## Task description
Repeat the listing that follows, character for character, minus the pictures.

━━━━━━━━

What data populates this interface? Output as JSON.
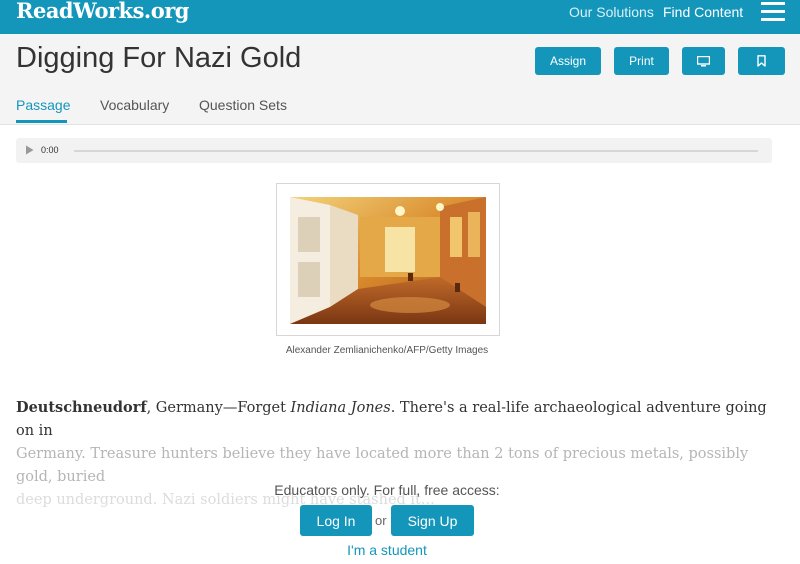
{
  "site": {
    "logo": "ReadWorks.org",
    "nav": {
      "our_solutions": "Our Solutions",
      "find_content": "Find Content"
    }
  },
  "header": {
    "title": "Digging For Nazi Gold",
    "buttons": {
      "assign": "Assign",
      "print": "Print",
      "present_icon": "monitor-icon",
      "bookmark_icon": "bookmark-icon"
    },
    "tabs": [
      {
        "label": "Passage",
        "active": true
      },
      {
        "label": "Vocabulary",
        "active": false
      },
      {
        "label": "Question Sets",
        "active": false
      }
    ]
  },
  "audio": {
    "time": "0:00",
    "progress": 0
  },
  "figure": {
    "caption": "Alexander Zemlianichenko/AFP/Getty Images"
  },
  "passage": {
    "dateline": "Deutschneudorf",
    "line1_a": ", Germany—Forget ",
    "line1_italic": "Indiana Jones",
    "line1_b": ". There's a real-life archaeological adventure going on in",
    "line2": "Germany. Treasure hunters believe they have located more than 2 tons of precious metals, possibly gold, buried",
    "line3": "deep underground. Nazi soldiers might have stashed it..."
  },
  "gate": {
    "message": "Educators only. For full, free access:",
    "login": "Log In",
    "or": "or",
    "signup": "Sign Up",
    "student": "I'm a student"
  },
  "colors": {
    "brand": "#1496bb",
    "header_bg": "#f4f4f4"
  }
}
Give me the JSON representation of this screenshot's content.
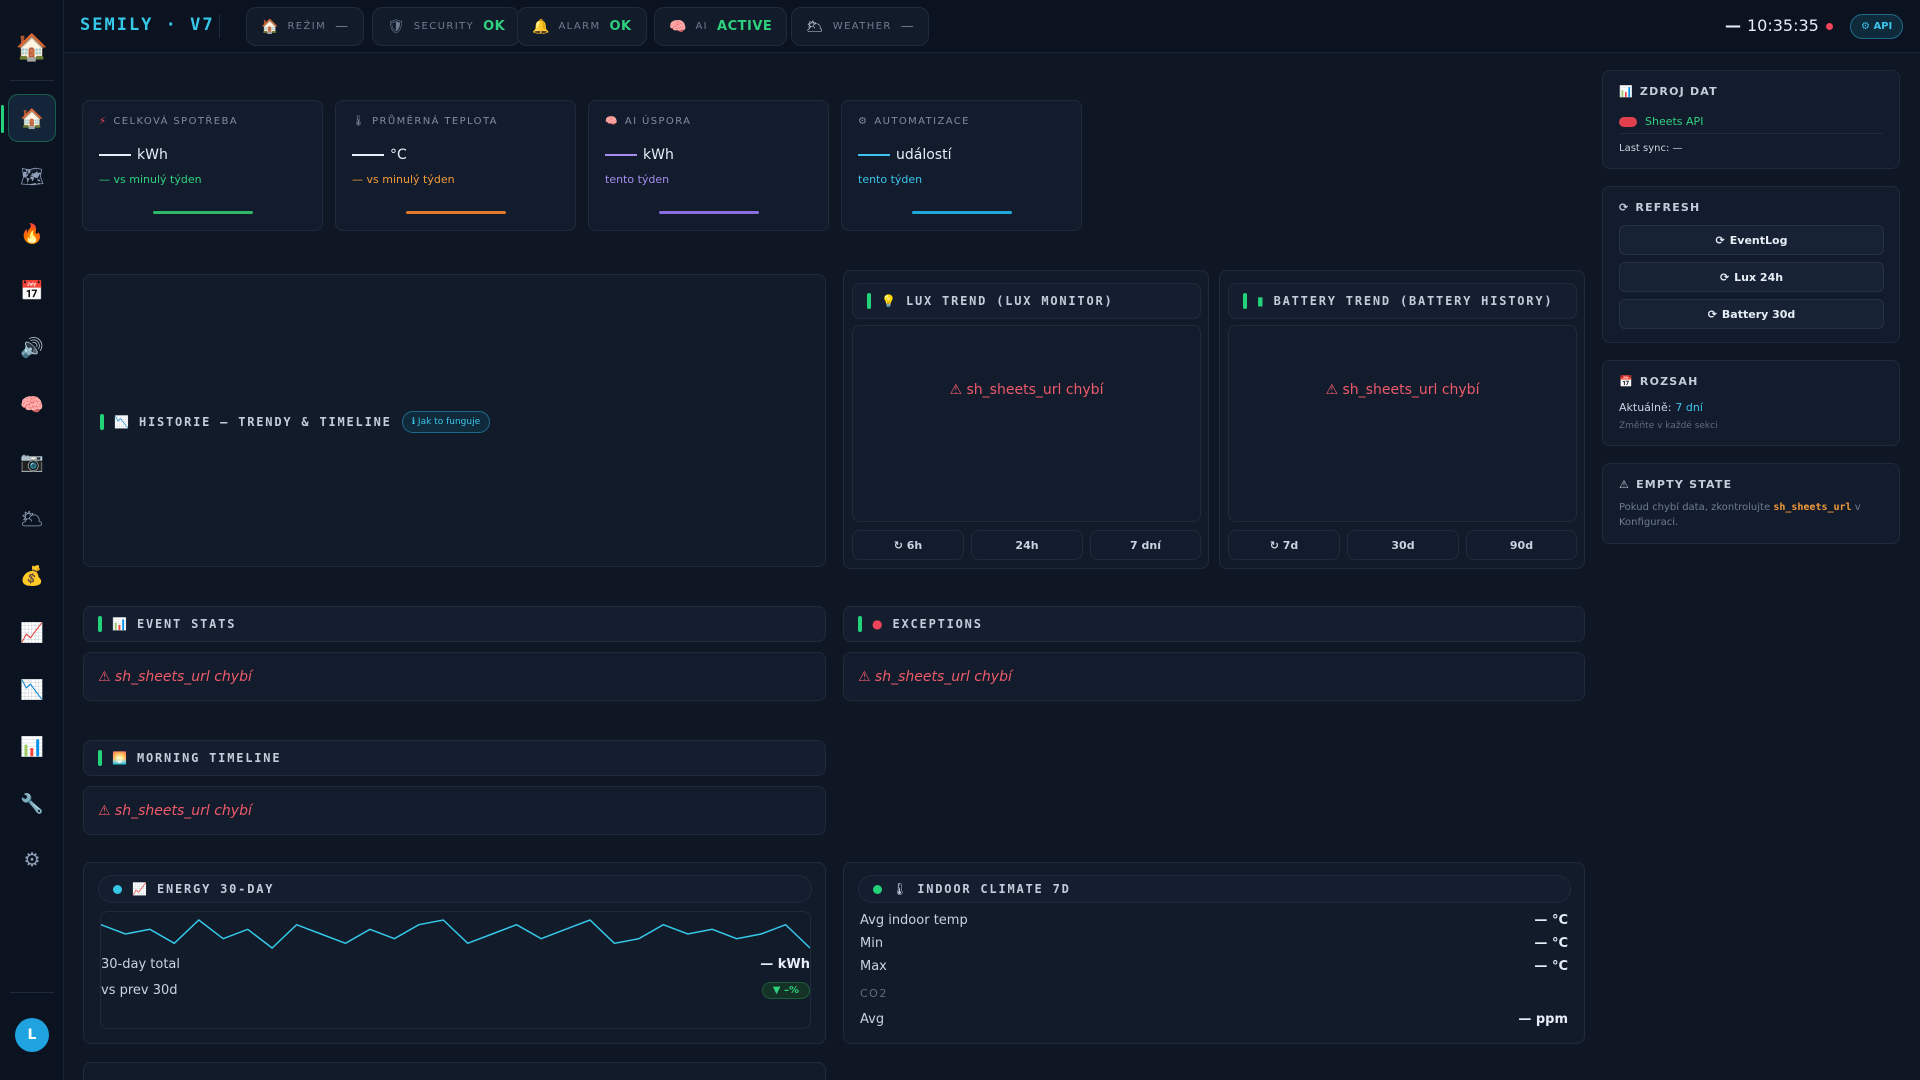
{
  "app": {
    "brand": "SEMILY · V7"
  },
  "topbar": {
    "chips": [
      {
        "icon": "🏠",
        "label": "REŽIM",
        "value": "—"
      },
      {
        "icon": "🛡",
        "label": "SECURITY",
        "value": "OK"
      },
      {
        "icon": "🔔",
        "label": "ALARM",
        "value": "OK"
      },
      {
        "icon": "🧠",
        "label": "AI",
        "value": "ACTIVE"
      },
      {
        "icon": "🌥",
        "label": "WEATHER",
        "value": "—"
      }
    ],
    "dash": "—",
    "clock": "10:35:35",
    "api_label": "⚙ API"
  },
  "kpis": [
    {
      "icon": "⚡",
      "title": "CELKOVÁ SPOTŘEBA",
      "unit": "kWh",
      "sub": "— vs minulý týden",
      "sub_color": "#2fd07e",
      "line_color": "#2fb86a"
    },
    {
      "icon": "🌡",
      "title": "PRŮMĚRNÁ TEPLOTA",
      "unit": "°C",
      "sub": "— vs minulý týden",
      "sub_color": "#f29a3a",
      "line_color": "#e07a2a"
    },
    {
      "icon": "🧠",
      "title": "AI ÚSPORA",
      "unit": "kWh",
      "sub": "tento týden",
      "sub_color": "#a48cf0",
      "line_color": "#8a6ee0"
    },
    {
      "icon": "⚙",
      "title": "AUTOMATIZACE",
      "unit": "událostí",
      "sub": "tento týden",
      "sub_color": "#3cc4ec",
      "line_color": "#22a8d8"
    }
  ],
  "history": {
    "title": "HISTORIE — TRENDY & TIMELINE",
    "info": "ℹ Jak to funguje"
  },
  "lux": {
    "title": "LUX TREND (LUX MONITOR)",
    "error": "⚠ sh_sheets_url chybí",
    "ranges": [
      "↻ 6h",
      "24h",
      "7 dní"
    ]
  },
  "battery": {
    "title": "BATTERY TREND (BATTERY HISTORY)",
    "error": "⚠ sh_sheets_url chybí",
    "ranges": [
      "↻ 7d",
      "30d",
      "90d"
    ]
  },
  "event_stats": {
    "title": "EVENT STATS",
    "error": "⚠ sh_sheets_url chybí"
  },
  "exceptions": {
    "title": "EXCEPTIONS",
    "error": "⚠ sh_sheets_url chybí"
  },
  "morning": {
    "title": "MORNING TIMELINE",
    "error": "⚠ sh_sheets_url chybí"
  },
  "energy": {
    "title": "ENERGY 30-DAY",
    "total_label": "30-day total",
    "total_value": "— kWh",
    "prev_label": "vs prev 30d",
    "prev_badge": "▼ –%",
    "spark": [
      14,
      12,
      13,
      10,
      15,
      11,
      13,
      9,
      14,
      12,
      10,
      13,
      11,
      14,
      15,
      10,
      12,
      14,
      11,
      13,
      15,
      10,
      11,
      14,
      12,
      13,
      11,
      12,
      14,
      9
    ]
  },
  "climate": {
    "title": "INDOOR CLIMATE 7D",
    "rows": [
      {
        "label": "Avg indoor temp",
        "value": "— °C"
      },
      {
        "label": "Min",
        "value": "— °C"
      },
      {
        "label": "Max",
        "value": "— °C"
      }
    ],
    "co2_label": "CO2",
    "co2_avg_label": "Avg",
    "co2_avg_value": "— ppm"
  },
  "rail": {
    "source": {
      "title": "ZDROJ DAT",
      "api": "Sheets API",
      "last_sync": "Last sync: —"
    },
    "refresh": {
      "title": "REFRESH",
      "buttons": [
        "EventLog",
        "Lux 24h",
        "Battery 30d"
      ]
    },
    "range": {
      "title": "ROZSAH",
      "current_label": "Aktuálně:",
      "current_value": "7 dní",
      "hint": "Změňte v každé sekci"
    },
    "empty": {
      "title": "EMPTY STATE",
      "text_before": "Pokud chybí data, zkontrolujte",
      "code": "sh_sheets_url",
      "text_after": "v Konfiguraci."
    }
  },
  "user": {
    "initial": "L"
  },
  "colors": {
    "accent_green": "#22d37a",
    "accent_cyan": "#35c8e8",
    "error": "#ee5a6a"
  }
}
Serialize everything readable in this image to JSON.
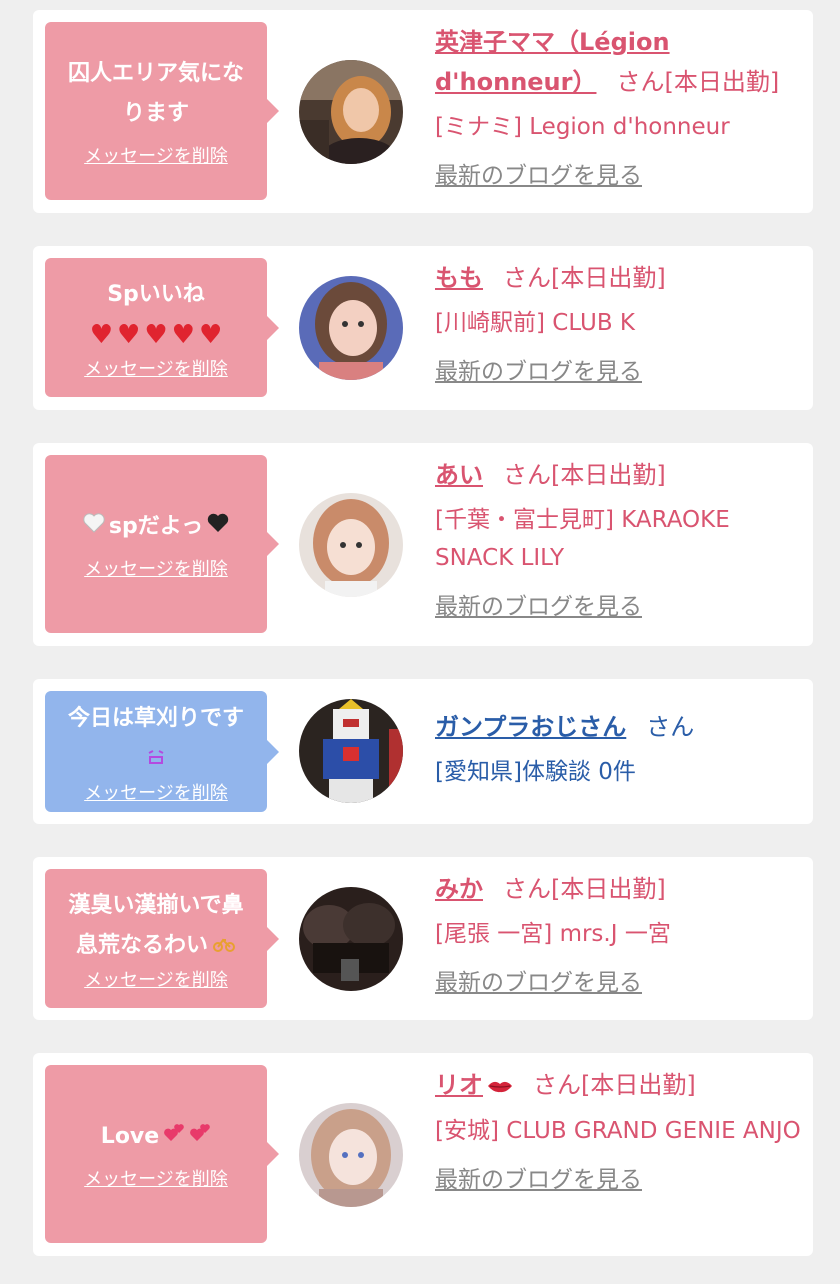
{
  "delete_label": "メッセージを削除",
  "blog_label": "最新のブログを見る",
  "colors": {
    "pink_bubble": "#ee9ba6",
    "blue_bubble": "#92b5ec",
    "pink_text": "#d95470",
    "blue_text": "#2a5da8"
  },
  "items": [
    {
      "message": [
        "囚人エリア気にな",
        "ります"
      ],
      "name": "英津子ママ（Légion d'honneur）",
      "suffix": "さん[本日出勤]",
      "shop": "[ミナミ] Legion d'honneur"
    },
    {
      "message": [
        "Spいいね"
      ],
      "name": "もも",
      "suffix": "さん[本日出勤]",
      "shop": "[川崎駅前] CLUB K"
    },
    {
      "message": [
        "spだよっ"
      ],
      "name": "あい",
      "suffix": "さん[本日出勤]",
      "shop": "[千葉・富士見町] KARAOKE SNACK LILY"
    },
    {
      "message": [
        "今日は草刈りです"
      ],
      "name": "ガンプラおじさん",
      "suffix": "さん",
      "shop": "[愛知県]体験談 0件"
    },
    {
      "message": [
        "漢臭い漢揃いで鼻",
        "息荒なるわい"
      ],
      "name": "みか",
      "suffix": "さん[本日出勤]",
      "shop": "[尾張 一宮] mrs.J 一宮"
    },
    {
      "message": [
        "Love"
      ],
      "name": "リオ",
      "suffix": "さん[本日出勤]",
      "shop": "[安城] CLUB GRAND GENIE ANJO"
    }
  ]
}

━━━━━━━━

## Response to this task
What data populates this interface? Output as JSON.
{
  "site": {
    "logo": "ReadWorks.org",
    "nav": {
      "our_solutions": "Our Solutions",
      "find_content": "Find Content"
    }
  },
  "header": {
    "title": "Digging For Nazi Gold",
    "buttons": {
      "assign": "Assign",
      "print": "Print",
      "present_icon": "monitor-icon",
      "bookmark_icon": "bookmark-icon"
    },
    "tabs": [
      {
        "label": "Passage",
        "active": true
      },
      {
        "label": "Vocabulary",
        "active": false
      },
      {
        "label": "Question Sets",
        "active": false
      }
    ]
  },
  "audio": {
    "time": "0:00",
    "progress": 0
  },
  "figure": {
    "caption": "Alexander Zemlianichenko/AFP/Getty Images"
  },
  "passage": {
    "dateline": "Deutschneudorf",
    "line1_a": ", Germany—Forget ",
    "line1_italic": "Indiana Jones",
    "line1_b": ". There's a real-life archaeological adventure going on in",
    "line2": "Germany. Treasure hunters believe they have located more than 2 tons of precious metals, possibly gold, buried",
    "line3": "deep underground. Nazi soldiers might have stashed it..."
  },
  "gate": {
    "message": "Educators only. For full, free access:",
    "login": "Log In",
    "or": "or",
    "signup": "Sign Up",
    "student": "I'm a student"
  },
  "colors": {
    "brand": "#1496bb",
    "header_bg": "#f4f4f4"
  }
}
Give me the JSON representation of this screenshot's content.
{
  "app": {
    "brand": "SEMILY · V7"
  },
  "topbar": {
    "chips": [
      {
        "icon": "🏠",
        "label": "REŽIM",
        "value": "—"
      },
      {
        "icon": "🛡",
        "label": "SECURITY",
        "value": "OK"
      },
      {
        "icon": "🔔",
        "label": "ALARM",
        "value": "OK"
      },
      {
        "icon": "🧠",
        "label": "AI",
        "value": "ACTIVE"
      },
      {
        "icon": "🌥",
        "label": "WEATHER",
        "value": "—"
      }
    ],
    "dash": "—",
    "clock": "10:35:35",
    "api_label": "⚙ API"
  },
  "kpis": [
    {
      "icon": "⚡",
      "title": "CELKOVÁ SPOTŘEBA",
      "unit": "kWh",
      "sub": "— vs minulý týden",
      "sub_color": "#2fd07e",
      "line_color": "#2fb86a"
    },
    {
      "icon": "🌡",
      "title": "PRŮMĚRNÁ TEPLOTA",
      "unit": "°C",
      "sub": "— vs minulý týden",
      "sub_color": "#f29a3a",
      "line_color": "#e07a2a"
    },
    {
      "icon": "🧠",
      "title": "AI ÚSPORA",
      "unit": "kWh",
      "sub": "tento týden",
      "sub_color": "#a48cf0",
      "line_color": "#8a6ee0"
    },
    {
      "icon": "⚙",
      "title": "AUTOMATIZACE",
      "unit": "událostí",
      "sub": "tento týden",
      "sub_color": "#3cc4ec",
      "line_color": "#22a8d8"
    }
  ],
  "history": {
    "title": "HISTORIE — TRENDY & TIMELINE",
    "info": "ℹ Jak to funguje"
  },
  "lux": {
    "title": "LUX TREND (LUX MONITOR)",
    "error": "⚠ sh_sheets_url chybí",
    "ranges": [
      "↻ 6h",
      "24h",
      "7 dní"
    ]
  },
  "battery": {
    "title": "BATTERY TREND (BATTERY HISTORY)",
    "error": "⚠ sh_sheets_url chybí",
    "ranges": [
      "↻ 7d",
      "30d",
      "90d"
    ]
  },
  "event_stats": {
    "title": "EVENT STATS",
    "error": "⚠ sh_sheets_url chybí"
  },
  "exceptions": {
    "title": "EXCEPTIONS",
    "error": "⚠ sh_sheets_url chybí"
  },
  "morning": {
    "title": "MORNING TIMELINE",
    "error": "⚠ sh_sheets_url chybí"
  },
  "energy": {
    "title": "ENERGY 30-DAY",
    "total_label": "30-day total",
    "total_value": "— kWh",
    "prev_label": "vs prev 30d",
    "prev_badge": "▼ –%",
    "spark": [
      14,
      12,
      13,
      10,
      15,
      11,
      13,
      9,
      14,
      12,
      10,
      13,
      11,
      14,
      15,
      10,
      12,
      14,
      11,
      13,
      15,
      10,
      11,
      14,
      12,
      13,
      11,
      12,
      14,
      9
    ]
  },
  "climate": {
    "title": "INDOOR CLIMATE 7D",
    "rows": [
      {
        "label": "Avg indoor temp",
        "value": "— °C"
      },
      {
        "label": "Min",
        "value": "— °C"
      },
      {
        "label": "Max",
        "value": "— °C"
      }
    ],
    "co2_label": "CO2",
    "co2_avg_label": "Avg",
    "co2_avg_value": "— ppm"
  },
  "rail": {
    "source": {
      "title": "ZDROJ DAT",
      "api": "Sheets API",
      "last_sync": "Last sync: —"
    },
    "refresh": {
      "title": "REFRESH",
      "buttons": [
        "EventLog",
        "Lux 24h",
        "Battery 30d"
      ]
    },
    "range": {
      "title": "ROZSAH",
      "current_label": "Aktuálně:",
      "current_value": "7 dní",
      "hint": "Změňte v každé sekci"
    },
    "empty": {
      "title": "EMPTY STATE",
      "text_before": "Pokud chybí data, zkontrolujte",
      "code": "sh_sheets_url",
      "text_after": "v Konfiguraci."
    }
  },
  "user": {
    "initial": "L"
  },
  "colors": {
    "accent_green": "#22d37a",
    "accent_cyan": "#35c8e8",
    "error": "#ee5a6a"
  }
}
Serialize everything readable in this image to JSON.
{
  "delete_label": "メッセージを削除",
  "blog_label": "最新のブログを見る",
  "colors": {
    "pink_bubble": "#ee9ba6",
    "blue_bubble": "#92b5ec",
    "pink_text": "#d95470",
    "blue_text": "#2a5da8"
  },
  "items": [
    {
      "message": [
        "囚人エリア気にな",
        "ります"
      ],
      "name": "英津子ママ（Légion d'honneur）",
      "suffix": "さん[本日出勤]",
      "shop": "[ミナミ] Legion d'honneur"
    },
    {
      "message": [
        "Spいいね"
      ],
      "name": "もも",
      "suffix": "さん[本日出勤]",
      "shop": "[川崎駅前] CLUB K"
    },
    {
      "message": [
        "spだよっ"
      ],
      "name": "あい",
      "suffix": "さん[本日出勤]",
      "shop": "[千葉・富士見町] KARAOKE SNACK LILY"
    },
    {
      "message": [
        "今日は草刈りです"
      ],
      "name": "ガンプラおじさん",
      "suffix": "さん",
      "shop": "[愛知県]体験談 0件"
    },
    {
      "message": [
        "漢臭い漢揃いで鼻",
        "息荒なるわい"
      ],
      "name": "みか",
      "suffix": "さん[本日出勤]",
      "shop": "[尾張 一宮] mrs.J 一宮"
    },
    {
      "message": [
        "Love"
      ],
      "name": "リオ",
      "suffix": "さん[本日出勤]",
      "shop": "[安城] CLUB GRAND GENIE ANJO"
    }
  ]
}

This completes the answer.